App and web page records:

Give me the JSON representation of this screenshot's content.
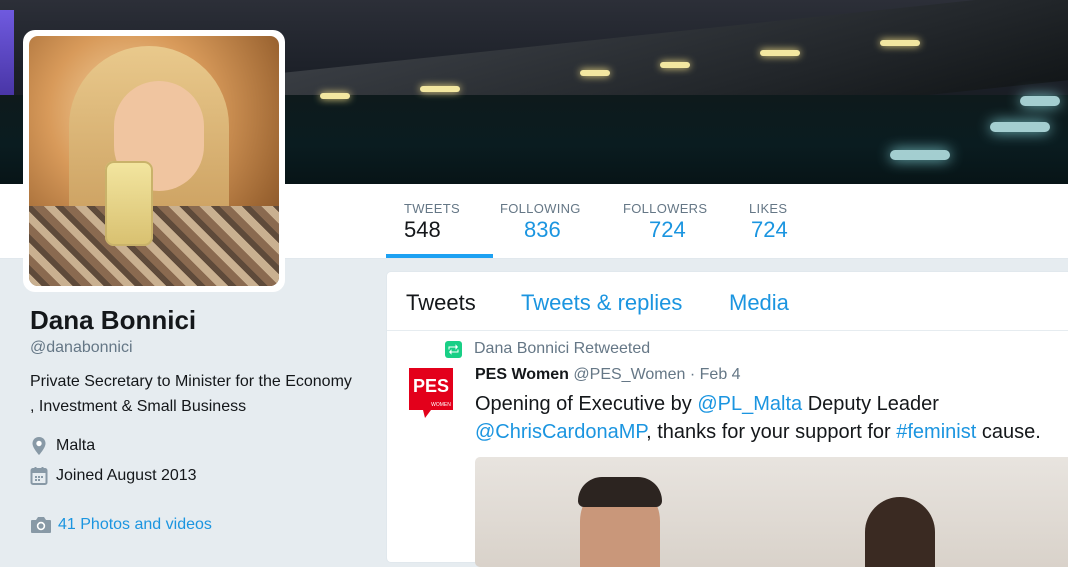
{
  "profile": {
    "name": "Dana Bonnici",
    "handle": "@danabonnici",
    "bio": "Private Secretary to Minister for the Economy , Investment & Small Business",
    "location": "Malta",
    "joined": "Joined August 2013",
    "photos_link": "41 Photos and videos"
  },
  "stats": [
    {
      "label": "TWEETS",
      "value": "548",
      "active": true
    },
    {
      "label": "FOLLOWING",
      "value": "836",
      "active": false
    },
    {
      "label": "FOLLOWERS",
      "value": "724",
      "active": false
    },
    {
      "label": "LIKES",
      "value": "724",
      "active": false
    }
  ],
  "tabs": [
    {
      "label": "Tweets"
    },
    {
      "label": "Tweets & replies"
    },
    {
      "label": "Media"
    }
  ],
  "tweet": {
    "retweet_label": "Dana Bonnici Retweeted",
    "author": "PES Women",
    "author_handle": "@PES_Women",
    "dot": "·",
    "date": "Feb 4",
    "avatar_text": "PES",
    "avatar_subtext": "WOMEN",
    "text_1": "Opening of Executive by ",
    "link_1": "@PL_Malta",
    "text_2": " Deputy Leader ",
    "link_2": "@ChrisCardonaMP",
    "text_3": ", thanks for your support for ",
    "link_3": "#feminist",
    "text_4": " cause."
  },
  "colors": {
    "accent": "#1da1f2",
    "link": "#1b95e0",
    "retweet_green": "#19cf86",
    "pes_red": "#e3001b"
  }
}
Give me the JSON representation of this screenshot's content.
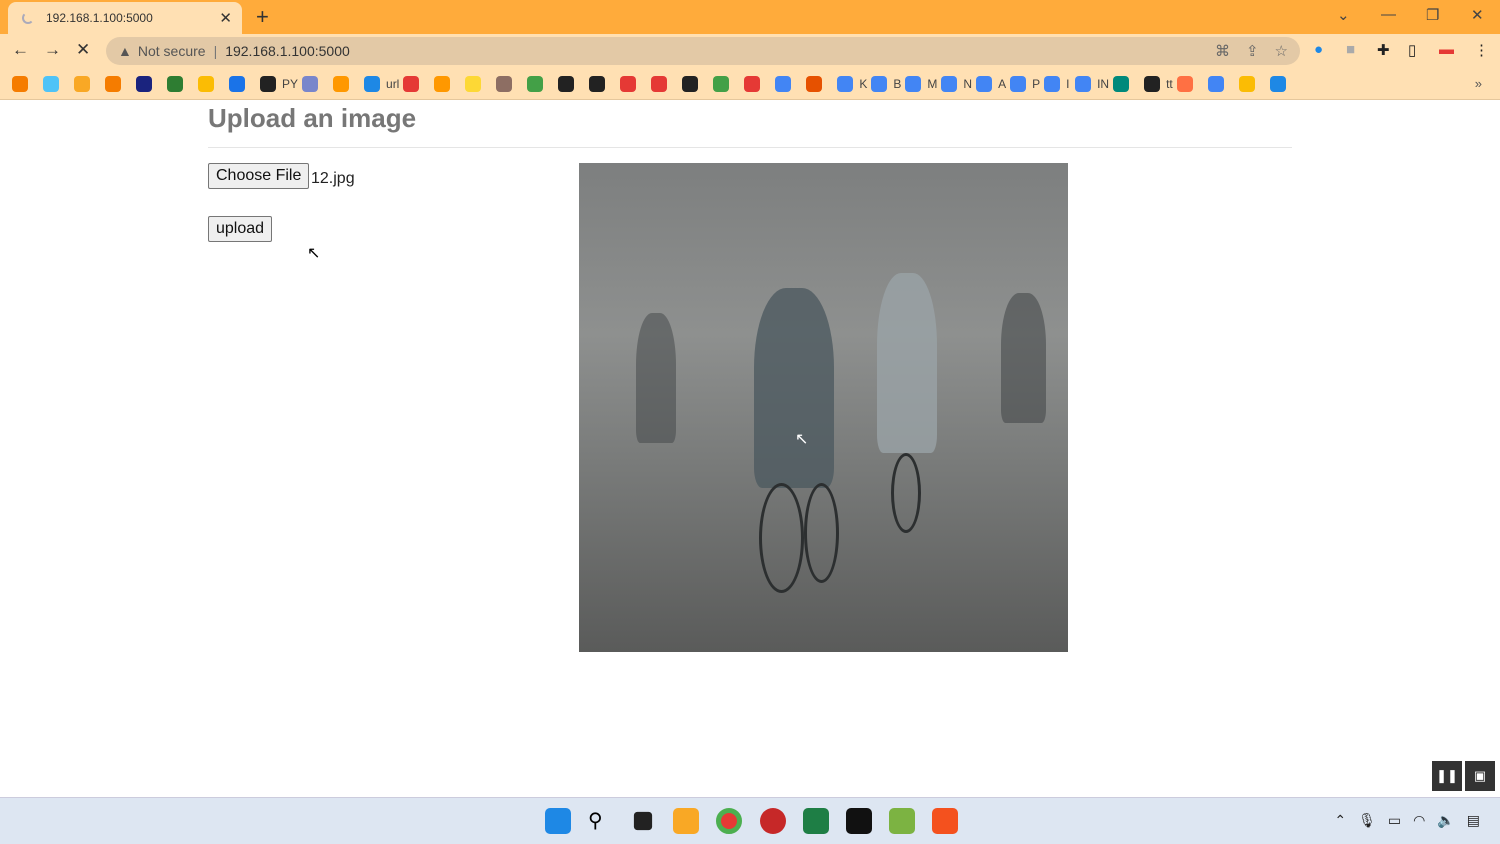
{
  "browser": {
    "tab_title": "192.168.1.100:5000",
    "security_label": "Not secure",
    "url": "192.168.1.100:5000",
    "bookmarks": [
      {
        "label": "",
        "color": "#f57c00"
      },
      {
        "label": "",
        "color": "#4fc3f7"
      },
      {
        "label": "",
        "color": "#f9a825"
      },
      {
        "label": "",
        "color": "#f57c00"
      },
      {
        "label": "",
        "color": "#1a237e"
      },
      {
        "label": "",
        "color": "#2e7d32"
      },
      {
        "label": "",
        "color": "#fbbc04"
      },
      {
        "label": "",
        "color": "#1a73e8"
      },
      {
        "label": "PY",
        "color": "#222"
      },
      {
        "label": "",
        "color": "#7986cb"
      },
      {
        "label": "",
        "color": "#ff9800"
      },
      {
        "label": "url",
        "color": "#1e88e5"
      },
      {
        "label": "",
        "color": "#e53935"
      },
      {
        "label": "",
        "color": "#ff9800"
      },
      {
        "label": "",
        "color": "#fdd835"
      },
      {
        "label": "",
        "color": "#8d6e63"
      },
      {
        "label": "",
        "color": "#43a047"
      },
      {
        "label": "",
        "color": "#222"
      },
      {
        "label": "",
        "color": "#222"
      },
      {
        "label": "",
        "color": "#e53935"
      },
      {
        "label": "",
        "color": "#e53935"
      },
      {
        "label": "",
        "color": "#222"
      },
      {
        "label": "",
        "color": "#43a047"
      },
      {
        "label": "",
        "color": "#e53935"
      },
      {
        "label": "",
        "color": "#4285f4"
      },
      {
        "label": "",
        "color": "#e65100"
      },
      {
        "label": "K",
        "color": "#4285f4"
      },
      {
        "label": "B",
        "color": "#4285f4"
      },
      {
        "label": "M",
        "color": "#4285f4"
      },
      {
        "label": "N",
        "color": "#4285f4"
      },
      {
        "label": "A",
        "color": "#4285f4"
      },
      {
        "label": "P",
        "color": "#4285f4"
      },
      {
        "label": "I",
        "color": "#4285f4"
      },
      {
        "label": "IN",
        "color": "#4285f4"
      },
      {
        "label": "",
        "color": "#00897b"
      },
      {
        "label": "tt",
        "color": "#222"
      },
      {
        "label": "",
        "color": "#ff7043"
      },
      {
        "label": "",
        "color": "#4285f4"
      },
      {
        "label": "",
        "color": "#fbbc04"
      },
      {
        "label": "",
        "color": "#1e88e5"
      }
    ]
  },
  "page": {
    "heading": "Upload an image",
    "choose_file_label": "Choose File",
    "file_name": "12.jpg",
    "upload_label": "upload"
  }
}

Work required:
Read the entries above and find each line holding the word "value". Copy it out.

Exercise answer:
      "value": "548",
      "value": "836",
      "value": "724",
      "value": "724",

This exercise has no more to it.